Read This Before You Invest in Energy Analytics
It seems like every week a press release comes out about a new energy analytics platform – usually topped off with a breathless headline and peppered with buzzwords. “The Only Energy Management Solution You’ll Need.”
It seems like “energy management” has become a catchall for hardware and software companies to sell their products. Search on Google and you’ll find building management systems, controls software, electrical switchgear, and almost anything else you can think of that vaguely relates to energy. Building controls in particular seem to dominate the conversation, though little is said about how to use them.
But where have we really come since digital building controls and graphical interfaces were introduced in the 1980s? Take a look at any energy analytics platform that just took its Series B. It will be cloud-hosted – an admitted improvement – and it will have robust support for making an endless number of dashboards. But its core capabilities will be the same as they’ve been for thirty years: alerting, trending, reporting, and sometimes benchmarking.
Make no mistake, these can be invaluable, even essential tools, but the fact of the matter is that none of them on their own will effectively manage energy in your buildings. We see it all the time. A building operator may see a trend in the system – a pressure slowly increasing, or a sudden temperature change, for example. Sophisticated enough software might call this to their attention automatically, yet effective action is not always taken. Why?

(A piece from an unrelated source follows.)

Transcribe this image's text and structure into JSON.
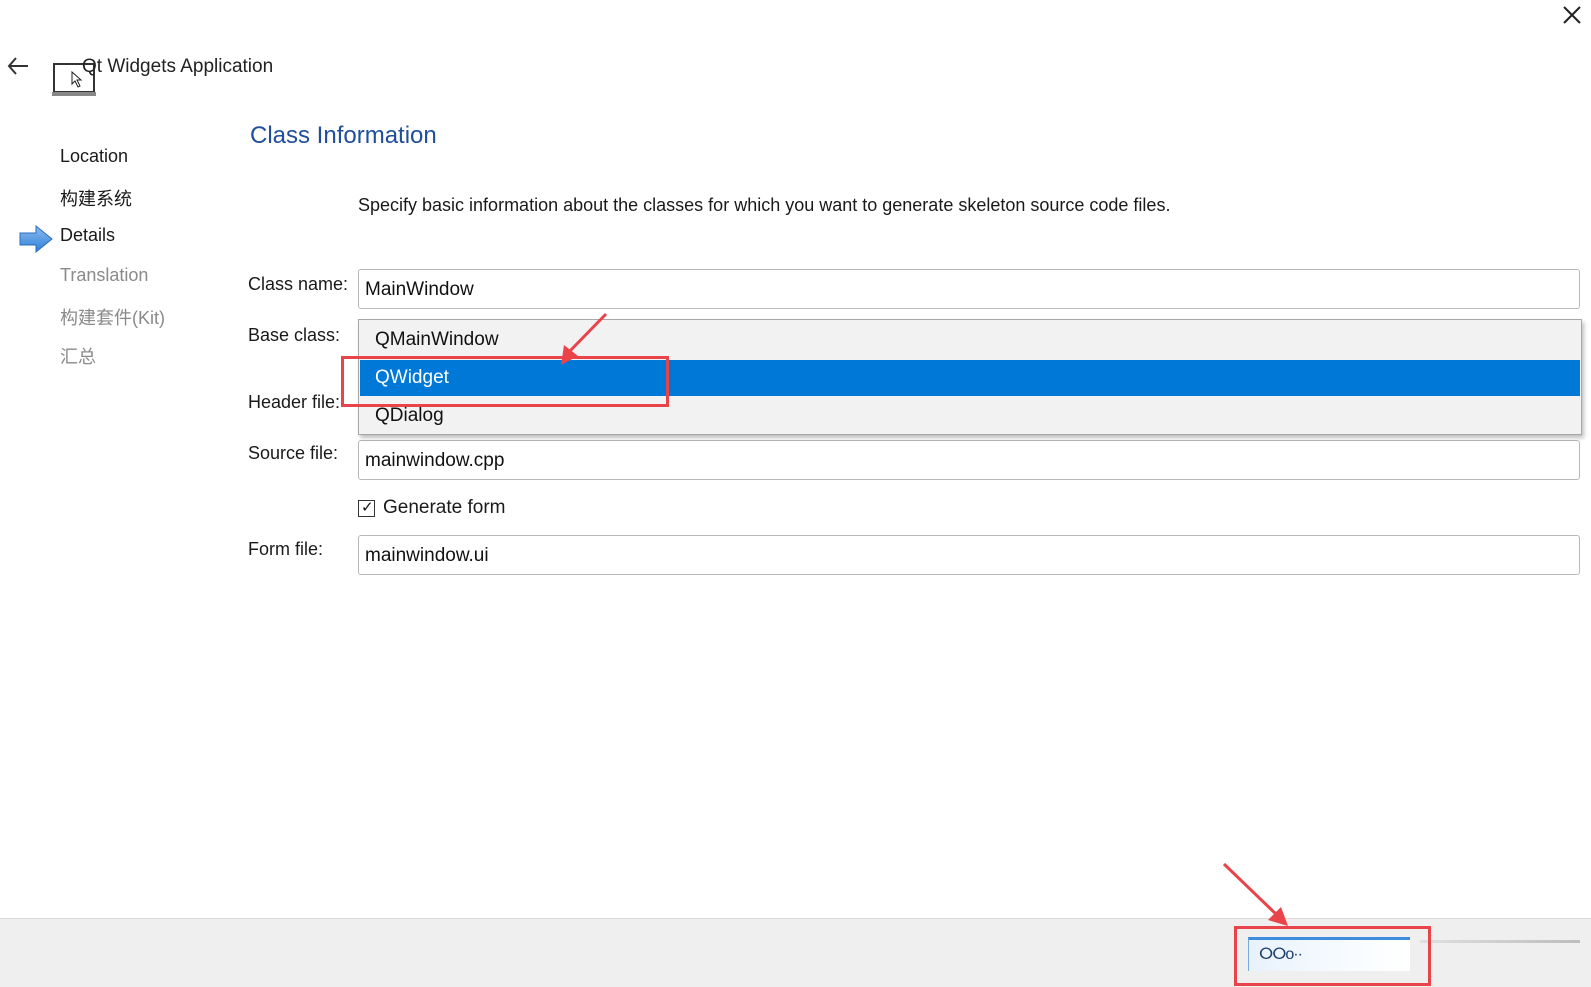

There are many potential reasons. Fear stemming from organizational mistrust can breed a culture of silence where intervention is only made in the most dire circumstances. We commonly hear, “I don’t touch that” because of the potential repercussions, perceived or actual. Signs of a problem may also be subtle. Few real estate organizations can afford to place a highly trained engineer in every building, and it’s rare that a process exists to connect operators with the technical resources they would need to solve problems. Information on how problems were detected and solved is siloed across organizations. Experience and history are constantly re-learned instead of being disseminated across the organization. And the staff who operate the building are rarely incentivized to maximize its efficiency – policies and performance indicators don’t exist at the organizational level.

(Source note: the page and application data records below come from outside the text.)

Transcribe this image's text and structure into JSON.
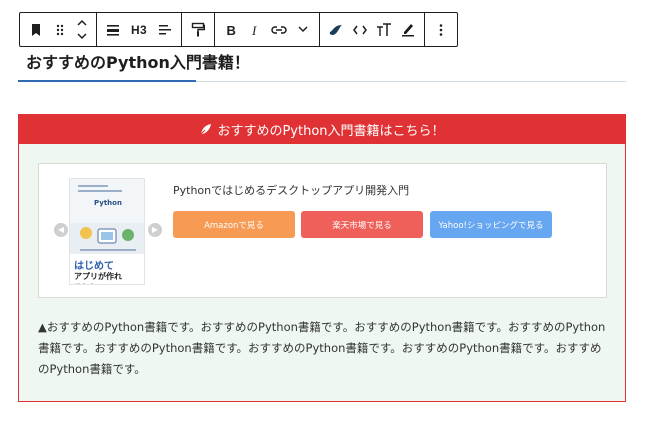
{
  "toolbar": {
    "heading_level": "H3"
  },
  "heading": {
    "text": "おすすめのPython入門書籍！"
  },
  "box": {
    "header": "おすすめのPython入門書籍はこちら！",
    "book_title": "Pythonではじめるデスクトップアプリ開発入門",
    "buttons": {
      "amazon": "Amazonで見る",
      "rakuten": "楽天市場で見る",
      "yahoo": "Yahoo!ショッピングで見る"
    },
    "cover": {
      "title": "Python",
      "big": "はじめて",
      "big2": "アプリが作れる！！"
    },
    "description": "▲おすすめのPython書籍です。おすすめのPython書籍です。おすすめのPython書籍です。おすすめのPython書籍です。おすすめのPython書籍です。おすすめのPython書籍です。おすすめのPython書籍です。おすすめのPython書籍です。"
  },
  "colors": {
    "accent_red": "#e03234",
    "box_bg": "#eef8f0",
    "amazon": "#f79a53",
    "rakuten": "#f0605a",
    "yahoo": "#67a6f0",
    "heading_underline": "#2f6bb3"
  },
  "icons": {
    "bookmark": "bookmark-icon",
    "drag": "drag-handle-icon",
    "move_up": "chevron-up-icon",
    "move_down": "chevron-down-icon",
    "align": "align-icon",
    "text_align": "text-align-icon",
    "format_painter": "paint-roller-icon",
    "bold": "bold-icon",
    "italic": "italic-icon",
    "link": "link-icon",
    "more_rich": "chevron-down-icon",
    "highlight": "ink-drop-icon",
    "code": "code-icon",
    "font_size": "font-size-icon",
    "marker": "marker-pen-icon",
    "more": "more-vertical-icon",
    "feather": "feather-icon"
  }
}
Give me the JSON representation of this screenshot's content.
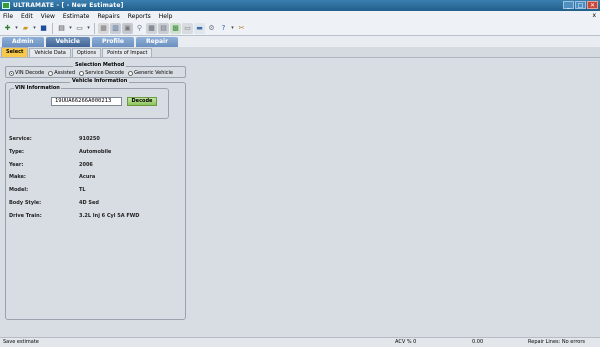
{
  "window": {
    "title": "ULTRAMATE - [ - New Estimate]",
    "min": "_",
    "max": "□",
    "close": "✕"
  },
  "menu": [
    "File",
    "Edit",
    "View",
    "Estimate",
    "Repairs",
    "Reports",
    "Help"
  ],
  "mdi_close": "x",
  "nav_tabs": [
    "Admin",
    "Vehicle",
    "Profile",
    "Repair"
  ],
  "sub_tabs": [
    "Select",
    "Vehicle Data",
    "Options",
    "Points of Impact"
  ],
  "selection_method": {
    "legend": "Selection Method",
    "options": [
      "VIN Decode",
      "Assisted",
      "Service Decode",
      "Generic Vehicle"
    ],
    "selected": "VIN Decode"
  },
  "vehicle_info": {
    "legend": "Vehicle Information",
    "vin_legend": "VIN Information",
    "vin_value": "19UUA66266A000213",
    "decode_label": "Decode",
    "fields": [
      {
        "label": "Service:",
        "value": "910250"
      },
      {
        "label": "Type:",
        "value": "Automobile"
      },
      {
        "label": "Year:",
        "value": "2006"
      },
      {
        "label": "Make:",
        "value": "Acura"
      },
      {
        "label": "Model:",
        "value": "TL"
      },
      {
        "label": "Body Style:",
        "value": "4D Sed"
      },
      {
        "label": "Drive Train:",
        "value": "3.2L Inj 6 Cyl 5A FWD"
      }
    ]
  },
  "status": {
    "left": "Save estimate",
    "acv": "ACV % 0",
    "amount": "0.00",
    "repair_lines": "Repair Lines: No errors"
  }
}
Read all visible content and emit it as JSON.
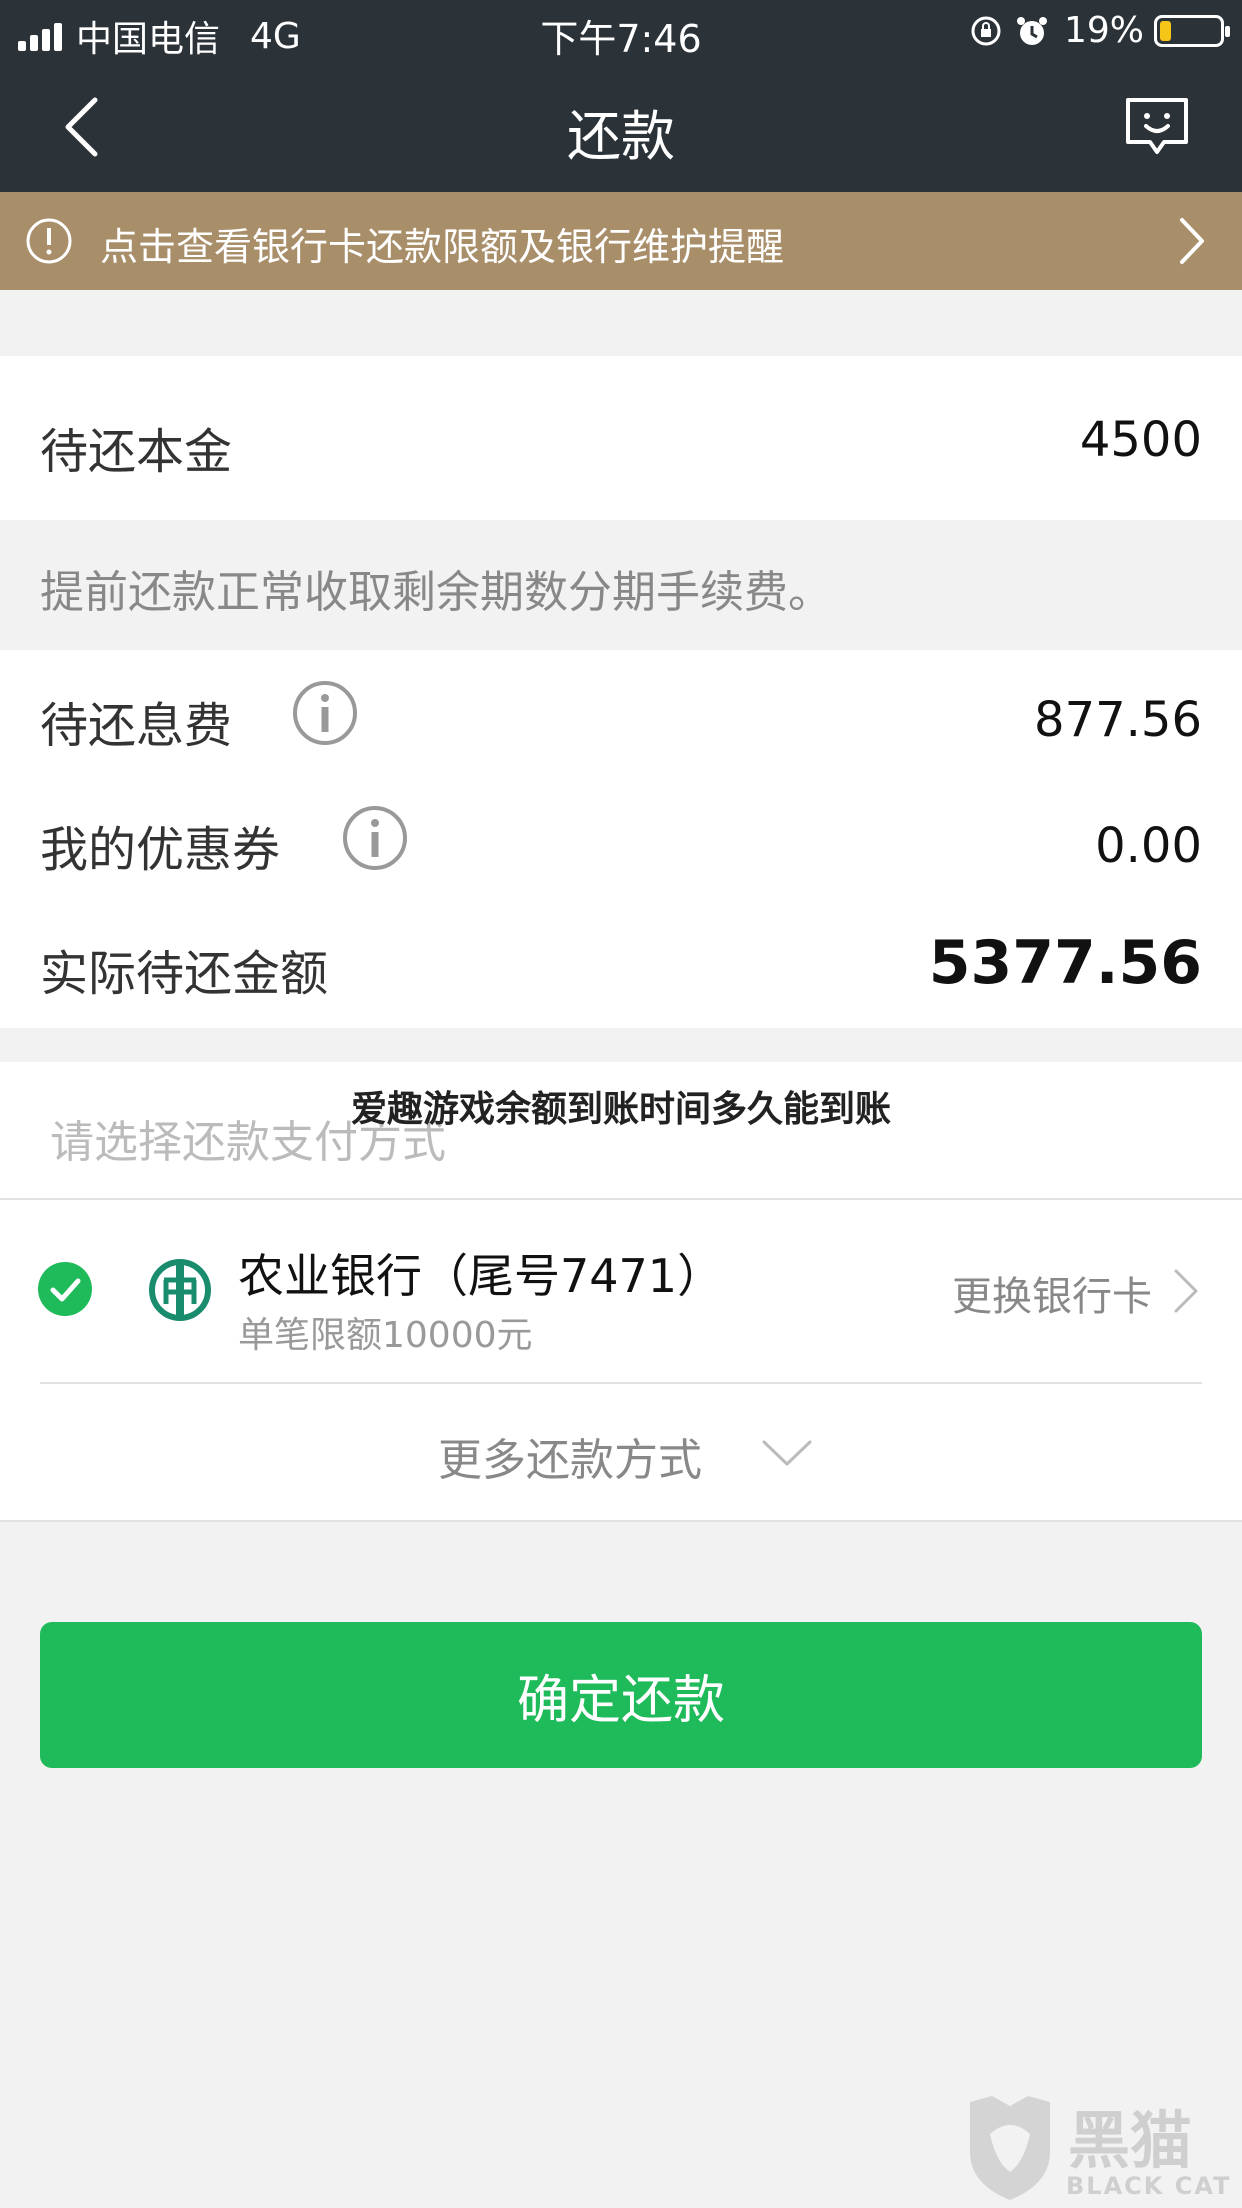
{
  "status_bar": {
    "carrier": "中国电信",
    "network": "4G",
    "time": "下午7:46",
    "battery": "19%",
    "battery_level": 0.19
  },
  "nav": {
    "title": "还款",
    "back_icon": "chevron-left-icon",
    "message_icon": "chat-smile-icon"
  },
  "notice": {
    "text": "点击查看银行卡还款限额及银行维护提醒",
    "icon": "exclamation-circle-icon",
    "color": "#a88f6a"
  },
  "principal": {
    "label": "待还本金",
    "value": "4500"
  },
  "tip": "提前还款正常收取剩余期数分期手续费。",
  "interest": {
    "label": "待还息费",
    "value": "877.56"
  },
  "coupon": {
    "label": "我的优惠券",
    "value": "0.00"
  },
  "total": {
    "label": "实际待还金额",
    "value": "5377.56"
  },
  "payment": {
    "section_label": "请选择还款支付方式",
    "bank_name": "农业银行（尾号7471）",
    "bank_limit": "单笔限额10000元",
    "change_card": "更换银行卡",
    "more_methods": "更多还款方式"
  },
  "overlay_title": "爱趣游戏余额到账时间多久能到账",
  "confirm_button": "确定还款",
  "watermark": {
    "brand_cn": "黑猫",
    "brand_en": "BLACK CAT"
  },
  "colors": {
    "header_bg": "#2b3238",
    "accent_green": "#1fba5a",
    "bank_green": "#1a8c6e"
  }
}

As a concrete example, we had a client whose chiller failed before a major event, resulting in an emergency service call. Because of its age and concern about reliability during multiple startups, it was decided to keep the unit running 24/7 for the rest of the season. All that added up to hefty repair, operating, and energy costs that were entirely unnecessary.
Avoiding a problem like that takes more than software. If staff were properly trained, better preventative maintenance would have taken place over the years. If good recordkeeping practices were implemented, and most importantly, if someone was responsible for trending and analyzing records on the chiller, they would have seen the chiller progressively losing vacuum over the course of the summer. They could have moved the issue up the chain of command to someone who had the authority to allocate capital to the problem. Action would have been taken proactively.

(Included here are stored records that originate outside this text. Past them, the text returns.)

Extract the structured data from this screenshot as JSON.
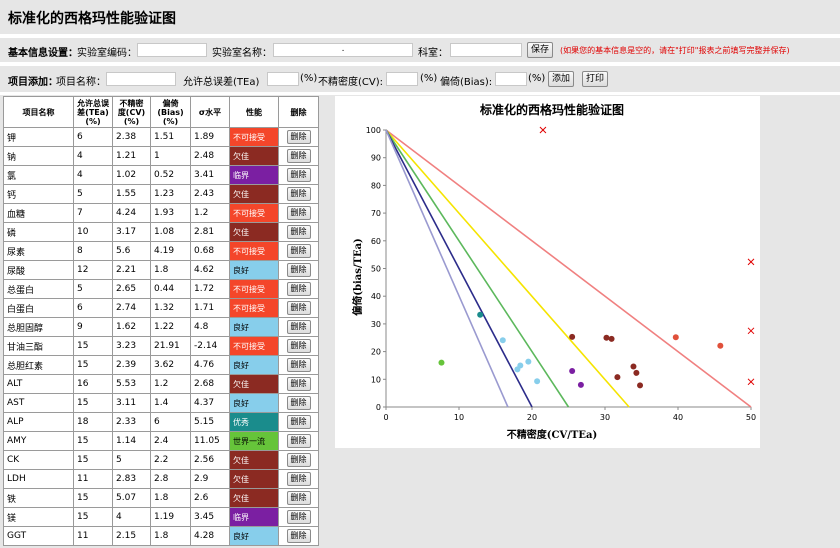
{
  "page_title": "标准化的西格玛性能验证图",
  "info": {
    "section_label": "基本信息设置：",
    "lab_code_label": "实验室编码：",
    "lab_code_value": "",
    "lab_name_label": "实验室名称：",
    "lab_name_value": ".",
    "dept_label": "科室：",
    "dept_value": "",
    "save_label": "保存",
    "note": "(如果您的基本信息是空的，请在\"打印\"报表之前填写完整并保存)"
  },
  "add": {
    "section_label": "项目添加：",
    "name_label": "项目名称：",
    "name_value": "",
    "tea_label": "允许总误差(TEa)",
    "tea_unit": "(%)",
    "cv_label": "不精密度(CV):",
    "cv_unit": "(%)",
    "bias_label": "偏倚(Bias):",
    "bias_unit": "(%)",
    "add_label": "添加",
    "print_label": "打印"
  },
  "table": {
    "headers": [
      "项目名称",
      "允许总误差(TEa)(%)",
      "不精密度(CV)(%)",
      "偏倚(Bias)(%)",
      "σ水平",
      "性能",
      "删除"
    ],
    "delete_label": "删除",
    "rows": [
      {
        "name": "钾",
        "tea": "6",
        "cv": "2.38",
        "bias": "1.51",
        "sigma": "1.89",
        "perf": "不可接受"
      },
      {
        "name": "钠",
        "tea": "4",
        "cv": "1.21",
        "bias": "1",
        "sigma": "2.48",
        "perf": "欠佳"
      },
      {
        "name": "氯",
        "tea": "4",
        "cv": "1.02",
        "bias": "0.52",
        "sigma": "3.41",
        "perf": "临界"
      },
      {
        "name": "钙",
        "tea": "5",
        "cv": "1.55",
        "bias": "1.23",
        "sigma": "2.43",
        "perf": "欠佳"
      },
      {
        "name": "血糖",
        "tea": "7",
        "cv": "4.24",
        "bias": "1.93",
        "sigma": "1.2",
        "perf": "不可接受"
      },
      {
        "name": "磷",
        "tea": "10",
        "cv": "3.17",
        "bias": "1.08",
        "sigma": "2.81",
        "perf": "欠佳"
      },
      {
        "name": "尿素",
        "tea": "8",
        "cv": "5.6",
        "bias": "4.19",
        "sigma": "0.68",
        "perf": "不可接受"
      },
      {
        "name": "尿酸",
        "tea": "12",
        "cv": "2.21",
        "bias": "1.8",
        "sigma": "4.62",
        "perf": "良好"
      },
      {
        "name": "总蛋白",
        "tea": "5",
        "cv": "2.65",
        "bias": "0.44",
        "sigma": "1.72",
        "perf": "不可接受"
      },
      {
        "name": "白蛋白",
        "tea": "6",
        "cv": "2.74",
        "bias": "1.32",
        "sigma": "1.71",
        "perf": "不可接受"
      },
      {
        "name": "总胆固醇",
        "tea": "9",
        "cv": "1.62",
        "bias": "1.22",
        "sigma": "4.8",
        "perf": "良好"
      },
      {
        "name": "甘油三酯",
        "tea": "15",
        "cv": "3.23",
        "bias": "21.91",
        "sigma": "-2.14",
        "perf": "不可接受"
      },
      {
        "name": "总胆红素",
        "tea": "15",
        "cv": "2.39",
        "bias": "3.62",
        "sigma": "4.76",
        "perf": "良好"
      },
      {
        "name": "ALT",
        "tea": "16",
        "cv": "5.53",
        "bias": "1.2",
        "sigma": "2.68",
        "perf": "欠佳"
      },
      {
        "name": "AST",
        "tea": "15",
        "cv": "3.11",
        "bias": "1.4",
        "sigma": "4.37",
        "perf": "良好"
      },
      {
        "name": "ALP",
        "tea": "18",
        "cv": "2.33",
        "bias": "6",
        "sigma": "5.15",
        "perf": "优秀"
      },
      {
        "name": "AMY",
        "tea": "15",
        "cv": "1.14",
        "bias": "2.4",
        "sigma": "11.05",
        "perf": "世界一流"
      },
      {
        "name": "CK",
        "tea": "15",
        "cv": "5",
        "bias": "2.2",
        "sigma": "2.56",
        "perf": "欠佳"
      },
      {
        "name": "LDH",
        "tea": "11",
        "cv": "2.83",
        "bias": "2.8",
        "sigma": "2.9",
        "perf": "欠佳"
      },
      {
        "name": "铁",
        "tea": "15",
        "cv": "5.07",
        "bias": "1.8",
        "sigma": "2.6",
        "perf": "欠佳"
      },
      {
        "name": "镁",
        "tea": "15",
        "cv": "4",
        "bias": "1.19",
        "sigma": "3.45",
        "perf": "临界"
      },
      {
        "name": "GGT",
        "tea": "11",
        "cv": "2.15",
        "bias": "1.8",
        "sigma": "4.28",
        "perf": "良好"
      }
    ]
  },
  "perf_colors": {
    "不可接受": "#f4462a",
    "欠佳": "#8b2a22",
    "临界": "#7b1fa2",
    "良好": "#87ceeb",
    "优秀": "#1a8c8c",
    "世界一流": "#66c43a"
  },
  "chart_data": {
    "type": "scatter",
    "title": "标准化的西格玛性能验证图",
    "xlabel": "不精密度(CV/TEa)",
    "ylabel": "偏倚(bias/TEa)",
    "xlim": [
      0,
      50
    ],
    "ylim": [
      0,
      100
    ],
    "xticks": [
      0,
      10,
      20,
      30,
      40,
      50
    ],
    "yticks": [
      0,
      10,
      20,
      30,
      40,
      50,
      60,
      70,
      80,
      90,
      100
    ],
    "grid": false,
    "sigma_lines": [
      {
        "x_intercept": 50,
        "color": "#f08080"
      },
      {
        "x_intercept": 33.3,
        "color": "#f5e400"
      },
      {
        "x_intercept": 25,
        "color": "#5cb85c"
      },
      {
        "x_intercept": 20,
        "color": "#2c2c8a"
      },
      {
        "x_intercept": 16.7,
        "color": "#9a9ad0"
      }
    ],
    "points": [
      {
        "x": 39.7,
        "y": 25.2,
        "color": "#e0503a",
        "marker": "dot"
      },
      {
        "x": 45.8,
        "y": 22.1,
        "color": "#e0503a",
        "marker": "dot"
      },
      {
        "x": 30.2,
        "y": 25.0,
        "color": "#8b2a22",
        "marker": "dot"
      },
      {
        "x": 30.9,
        "y": 24.6,
        "color": "#8b2a22",
        "marker": "dot"
      },
      {
        "x": 25.5,
        "y": 25.3,
        "color": "#8b2a22",
        "marker": "dot"
      },
      {
        "x": 33.9,
        "y": 14.6,
        "color": "#8b2a22",
        "marker": "dot"
      },
      {
        "x": 34.3,
        "y": 12.3,
        "color": "#8b2a22",
        "marker": "dot"
      },
      {
        "x": 31.7,
        "y": 10.8,
        "color": "#8b2a22",
        "marker": "dot"
      },
      {
        "x": 34.8,
        "y": 7.8,
        "color": "#8b2a22",
        "marker": "dot"
      },
      {
        "x": 25.5,
        "y": 13.0,
        "color": "#7b1fa2",
        "marker": "dot"
      },
      {
        "x": 26.7,
        "y": 8.0,
        "color": "#7b1fa2",
        "marker": "dot"
      },
      {
        "x": 12.9,
        "y": 33.3,
        "color": "#1a8c8c",
        "marker": "dot"
      },
      {
        "x": 7.6,
        "y": 16.0,
        "color": "#66c43a",
        "marker": "dot"
      },
      {
        "x": 16.0,
        "y": 24.1,
        "color": "#87ceeb",
        "marker": "dot"
      },
      {
        "x": 18.0,
        "y": 13.6,
        "color": "#87ceeb",
        "marker": "dot"
      },
      {
        "x": 18.4,
        "y": 15.0,
        "color": "#87ceeb",
        "marker": "dot"
      },
      {
        "x": 19.5,
        "y": 16.4,
        "color": "#87ceeb",
        "marker": "dot"
      },
      {
        "x": 20.7,
        "y": 9.3,
        "color": "#87ceeb",
        "marker": "dot"
      },
      {
        "x": 21.5,
        "y": 100.0,
        "color": "#e00000",
        "marker": "x"
      },
      {
        "x": 50.0,
        "y": 52.4,
        "color": "#e00000",
        "marker": "x"
      },
      {
        "x": 50.0,
        "y": 27.5,
        "color": "#e00000",
        "marker": "x"
      },
      {
        "x": 50.0,
        "y": 9.1,
        "color": "#e00000",
        "marker": "x"
      }
    ]
  }
}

Management – of any kind – requires the integration of people, process, and technology. Just as you wouldn’t replace your COO with a business analytics platform, we believe you shouldn’t stop at buying an energy analytics platform. You’ll get valuable data, to be sure, but you need someone who understands it, is empowered to act on it, and has a process to effect change.
Otherwise it’s just another box in the boiler room, sitting on your control panel – next to the last box someone told you would solve all of your problems.